[Element data from apps and pages]
**********

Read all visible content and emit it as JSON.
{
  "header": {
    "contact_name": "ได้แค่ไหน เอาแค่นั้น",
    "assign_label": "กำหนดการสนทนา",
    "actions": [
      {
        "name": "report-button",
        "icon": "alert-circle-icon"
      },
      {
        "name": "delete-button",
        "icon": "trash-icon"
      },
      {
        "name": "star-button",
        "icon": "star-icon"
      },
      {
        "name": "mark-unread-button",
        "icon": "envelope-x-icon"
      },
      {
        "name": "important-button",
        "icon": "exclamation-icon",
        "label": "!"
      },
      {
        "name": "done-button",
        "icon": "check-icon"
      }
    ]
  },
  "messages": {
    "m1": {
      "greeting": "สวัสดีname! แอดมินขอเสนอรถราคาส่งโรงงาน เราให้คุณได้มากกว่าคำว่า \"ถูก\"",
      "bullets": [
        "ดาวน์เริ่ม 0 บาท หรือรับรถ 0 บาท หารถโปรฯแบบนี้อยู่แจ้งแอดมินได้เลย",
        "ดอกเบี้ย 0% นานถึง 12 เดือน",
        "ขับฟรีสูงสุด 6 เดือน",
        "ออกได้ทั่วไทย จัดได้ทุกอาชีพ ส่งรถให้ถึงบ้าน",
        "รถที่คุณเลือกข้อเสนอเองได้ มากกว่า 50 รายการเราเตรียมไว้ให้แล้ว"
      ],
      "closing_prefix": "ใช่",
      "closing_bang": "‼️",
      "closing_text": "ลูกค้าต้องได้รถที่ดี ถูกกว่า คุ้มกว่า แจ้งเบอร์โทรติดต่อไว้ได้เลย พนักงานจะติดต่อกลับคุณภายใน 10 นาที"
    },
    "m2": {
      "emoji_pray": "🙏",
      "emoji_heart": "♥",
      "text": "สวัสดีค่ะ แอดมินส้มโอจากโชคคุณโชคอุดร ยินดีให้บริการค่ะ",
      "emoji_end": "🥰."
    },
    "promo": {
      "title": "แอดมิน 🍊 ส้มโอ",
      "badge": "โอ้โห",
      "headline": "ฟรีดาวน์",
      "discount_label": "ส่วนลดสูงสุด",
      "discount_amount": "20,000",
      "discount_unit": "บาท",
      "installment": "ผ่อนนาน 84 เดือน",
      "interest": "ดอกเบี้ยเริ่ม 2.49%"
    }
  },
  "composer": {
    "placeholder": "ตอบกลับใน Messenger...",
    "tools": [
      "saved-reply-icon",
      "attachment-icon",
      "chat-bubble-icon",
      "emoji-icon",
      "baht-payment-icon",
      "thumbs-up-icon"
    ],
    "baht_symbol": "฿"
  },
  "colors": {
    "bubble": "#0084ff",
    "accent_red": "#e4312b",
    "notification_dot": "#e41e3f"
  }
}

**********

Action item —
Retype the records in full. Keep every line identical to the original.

Solution to this exercise —
Read all visible content and emit it as JSON.
{
  "header": {
    "contact_name": "ได้แค่ไหน เอาแค่นั้น",
    "assign_label": "กำหนดการสนทนา",
    "actions": [
      {
        "name": "report-button",
        "icon": "alert-circle-icon"
      },
      {
        "name": "delete-button",
        "icon": "trash-icon"
      },
      {
        "name": "star-button",
        "icon": "star-icon"
      },
      {
        "name": "mark-unread-button",
        "icon": "envelope-x-icon"
      },
      {
        "name": "important-button",
        "icon": "exclamation-icon",
        "label": "!"
      },
      {
        "name": "done-button",
        "icon": "check-icon"
      }
    ]
  },
  "messages": {
    "m1": {
      "greeting": "สวัสดีname! แอดมินขอเสนอรถราคาส่งโรงงาน เราให้คุณได้มากกว่าคำว่า \"ถูก\"",
      "bullets": [
        "ดาวน์เริ่ม 0 บาท หรือรับรถ 0 บาท หารถโปรฯแบบนี้อยู่แจ้งแอดมินได้เลย",
        "ดอกเบี้ย 0% นานถึง 12 เดือน",
        "ขับฟรีสูงสุด 6 เดือน",
        "ออกได้ทั่วไทย จัดได้ทุกอาชีพ ส่งรถให้ถึงบ้าน",
        "รถที่คุณเลือกข้อเสนอเองได้ มากกว่า 50 รายการเราเตรียมไว้ให้แล้ว"
      ],
      "closing_prefix": "ใช่",
      "closing_bang": "‼️",
      "closing_text": "ลูกค้าต้องได้รถที่ดี ถูกกว่า คุ้มกว่า แจ้งเบอร์โทรติดต่อไว้ได้เลย พนักงานจะติดต่อกลับคุณภายใน 10 นาที"
    },
    "m2": {
      "emoji_pray": "🙏",
      "emoji_heart": "♥",
      "text": "สวัสดีค่ะ แอดมินส้มโอจากโชคคุณโชคอุดร ยินดีให้บริการค่ะ",
      "emoji_end": "🥰."
    },
    "promo": {
      "title": "แอดมิน 🍊 ส้มโอ",
      "badge": "โอ้โห",
      "headline": "ฟรีดาวน์",
      "discount_label": "ส่วนลดสูงสุด",
      "discount_amount": "20,000",
      "discount_unit": "บาท",
      "installment": "ผ่อนนาน 84 เดือน",
      "interest": "ดอกเบี้ยเริ่ม 2.49%"
    }
  },
  "composer": {
    "placeholder": "ตอบกลับใน Messenger...",
    "tools": [
      "saved-reply-icon",
      "attachment-icon",
      "chat-bubble-icon",
      "emoji-icon",
      "baht-payment-icon",
      "thumbs-up-icon"
    ],
    "baht_symbol": "฿"
  },
  "colors": {
    "bubble": "#0084ff",
    "accent_red": "#e4312b",
    "notification_dot": "#e41e3f"
  }
}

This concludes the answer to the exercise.